YOUR OBJECTIVE: Reproduce each record below in full, word for word, without images.

RECORDS TO USE Block Start

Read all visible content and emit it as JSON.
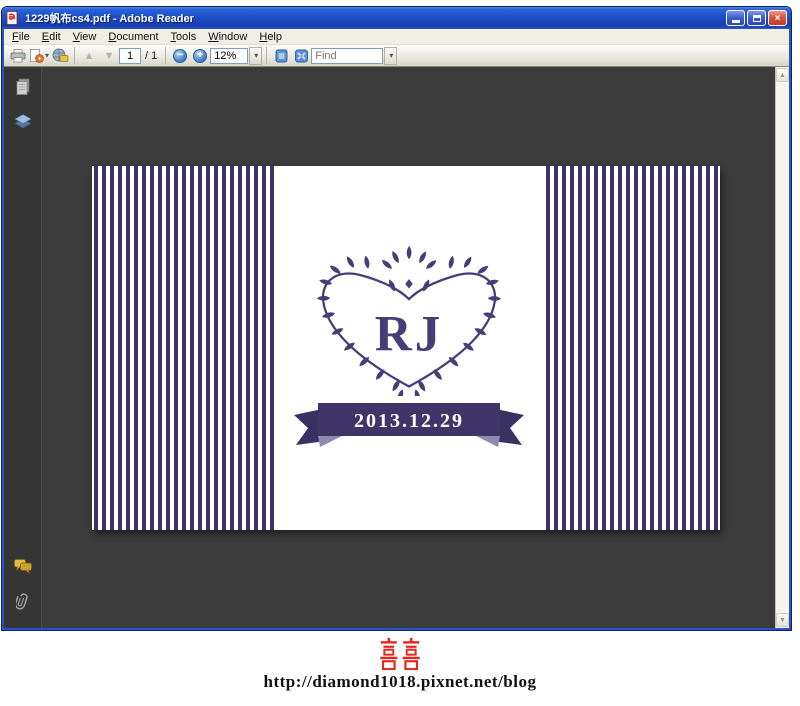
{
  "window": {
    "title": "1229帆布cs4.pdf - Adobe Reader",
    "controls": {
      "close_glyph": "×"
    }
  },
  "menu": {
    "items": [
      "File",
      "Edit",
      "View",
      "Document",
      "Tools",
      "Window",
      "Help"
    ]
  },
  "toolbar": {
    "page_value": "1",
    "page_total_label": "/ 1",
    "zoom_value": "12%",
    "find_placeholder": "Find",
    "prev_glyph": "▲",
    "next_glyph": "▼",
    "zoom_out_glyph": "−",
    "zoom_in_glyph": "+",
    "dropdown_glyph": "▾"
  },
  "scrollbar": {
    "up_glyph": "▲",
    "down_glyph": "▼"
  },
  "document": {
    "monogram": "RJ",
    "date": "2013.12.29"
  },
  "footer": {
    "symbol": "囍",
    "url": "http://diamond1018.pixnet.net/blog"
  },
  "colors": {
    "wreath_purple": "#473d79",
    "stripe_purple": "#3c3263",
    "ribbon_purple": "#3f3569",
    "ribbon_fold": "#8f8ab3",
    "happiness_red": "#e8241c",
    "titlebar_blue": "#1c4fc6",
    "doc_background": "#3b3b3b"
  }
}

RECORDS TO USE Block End

SOLUTION FOR THIS TASK:
Read all visible content and emit it as JSON.
{
  "window": {
    "title": "1229帆布cs4.pdf - Adobe Reader",
    "controls": {
      "close_glyph": "×"
    }
  },
  "menu": {
    "items": [
      "File",
      "Edit",
      "View",
      "Document",
      "Tools",
      "Window",
      "Help"
    ]
  },
  "toolbar": {
    "page_value": "1",
    "page_total_label": "/ 1",
    "zoom_value": "12%",
    "find_placeholder": "Find",
    "prev_glyph": "▲",
    "next_glyph": "▼",
    "zoom_out_glyph": "−",
    "zoom_in_glyph": "+",
    "dropdown_glyph": "▾"
  },
  "scrollbar": {
    "up_glyph": "▲",
    "down_glyph": "▼"
  },
  "document": {
    "monogram": "RJ",
    "date": "2013.12.29"
  },
  "footer": {
    "symbol": "囍",
    "url": "http://diamond1018.pixnet.net/blog"
  },
  "colors": {
    "wreath_purple": "#473d79",
    "stripe_purple": "#3c3263",
    "ribbon_purple": "#3f3569",
    "ribbon_fold": "#8f8ab3",
    "happiness_red": "#e8241c",
    "titlebar_blue": "#1c4fc6",
    "doc_background": "#3b3b3b"
  }
}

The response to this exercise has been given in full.